**ABOUT THIS TASK**
Every entry in this listing should be written out exactly.

* * *

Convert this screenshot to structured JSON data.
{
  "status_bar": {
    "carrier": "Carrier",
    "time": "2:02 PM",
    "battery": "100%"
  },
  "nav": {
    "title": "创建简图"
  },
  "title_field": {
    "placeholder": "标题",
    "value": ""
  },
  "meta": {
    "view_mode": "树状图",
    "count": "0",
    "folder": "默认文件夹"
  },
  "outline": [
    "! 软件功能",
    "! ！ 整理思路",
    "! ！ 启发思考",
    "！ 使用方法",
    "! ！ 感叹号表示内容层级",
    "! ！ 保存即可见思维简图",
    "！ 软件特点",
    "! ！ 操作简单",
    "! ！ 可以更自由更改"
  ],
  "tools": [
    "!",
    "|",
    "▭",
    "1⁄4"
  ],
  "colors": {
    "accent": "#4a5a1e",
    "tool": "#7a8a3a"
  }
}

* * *

**RESULT**
Convert this screenshot to structured JSON data.
{
  "status_bar": {
    "carrier": "Carrier",
    "time": "2:02 PM",
    "battery": "100%"
  },
  "nav": {
    "title": "创建简图"
  },
  "title_field": {
    "placeholder": "标题",
    "value": ""
  },
  "meta": {
    "view_mode": "树状图",
    "count": "0",
    "folder": "默认文件夹"
  },
  "outline": [
    "! 软件功能",
    "! ！ 整理思路",
    "! ！ 启发思考",
    "！ 使用方法",
    "! ！ 感叹号表示内容层级",
    "! ！ 保存即可见思维简图",
    "！ 软件特点",
    "! ！ 操作简单",
    "! ！ 可以更自由更改"
  ],
  "tools": [
    "!",
    "|",
    "▭",
    "1⁄4"
  ],
  "colors": {
    "accent": "#4a5a1e",
    "tool": "#7a8a3a"
  }
}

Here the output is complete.